Another issue was that the relationships between the Navy and General Atomics became a bit strained, Mahr said.
"Through that, as you can imagine, there was a lot of self-assessment going on. There was a lot of what could have been perceived as non-constructive criticism. Both the Navy and General Atomics took some efforts to adjust their management and teaming," he added.
"On the General Atomics side, they brought in a very experienced manager and he came in and looked at his contractor team and made the decision from last fall to this spring to align them much more closely to what NAVAIR traditionally looks for…systems engineering orientation, fiscal orientation, so we look at spend plans together, we look at cash flow issues…he aligned his team and General Atomics much closer to the Navy," Mahr said.
On the Navy side, the decision was made to take the program, which had been under NAVAIR’s Air 1.0 organization, and move it into the Program Executive Office Tactical (PEO T) aircraft.
"They did that for a couple of reasons," Mahr explained. "PEO T has all the other aircraft programs and we have a lot of experience in PEO T managing large complex integration programs like [EMALS]."
So as efforts were occurring to adjust the management and look at all the technical issues, the Navy also began looking at risk to CVN-78, Mahr said.
The Navy decided to alter the way it was managing EMALS, Mahr said.

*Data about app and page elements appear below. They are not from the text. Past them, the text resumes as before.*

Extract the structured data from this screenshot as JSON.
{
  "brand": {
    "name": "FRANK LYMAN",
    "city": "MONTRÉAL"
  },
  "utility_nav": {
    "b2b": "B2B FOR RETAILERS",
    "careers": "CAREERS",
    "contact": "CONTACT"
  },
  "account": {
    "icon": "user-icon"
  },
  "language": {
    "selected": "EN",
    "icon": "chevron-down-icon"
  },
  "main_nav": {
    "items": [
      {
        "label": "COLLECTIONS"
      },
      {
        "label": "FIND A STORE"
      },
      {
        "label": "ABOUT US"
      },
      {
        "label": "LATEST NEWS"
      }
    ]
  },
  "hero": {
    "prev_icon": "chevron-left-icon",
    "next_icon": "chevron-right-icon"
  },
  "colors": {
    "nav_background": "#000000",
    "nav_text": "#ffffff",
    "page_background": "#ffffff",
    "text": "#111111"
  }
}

When buying components for CVN-78, one of the challenges Mahr noted was that the Navy was managing the buy on behalf of Northrop Grumman Shipbuilding from General Atomics.
Mahr is managing EMALS for PEO Carriers (PMS 378). He would buy everything from General Atomics for both development and production. Mahr would then pass those components along to PMS 378, which would then, in turn, hand those parts off to Northrop Grumman Shipbuilding.
"That’s a fairly long road to go to get to what we really need to do, which is minimum schedule risk and equipment into the yard," Mahr said.
"So the Navy made the decision in the spring to take production responsibility for CVN-78 and let the two contractors handle that," Mahr added. "They are very good at that, they know how to work together, they know how to do production."
Mahr is still managing all the development, but the production piece, which was one of those risk items the program identified last fall, has been handed over to the two contractors to figure out how to make that work, he said.
So Northrop Grumman Shipbuilding will buy the production EMALS components directly from General Atomics. The money still flows from PMS 378, but instead of flowing through Mahr’s program office, it now goes directly to the shipbuilding contract, he said.
"In a risk perspective, that basically got the Navy from being the middle man between two contractors," Mahr said. "It took a while to come to that. But at the point we are at right now, the risk relatively for production is not as high…not from a technical perspective, it’s more from a schedule perspective."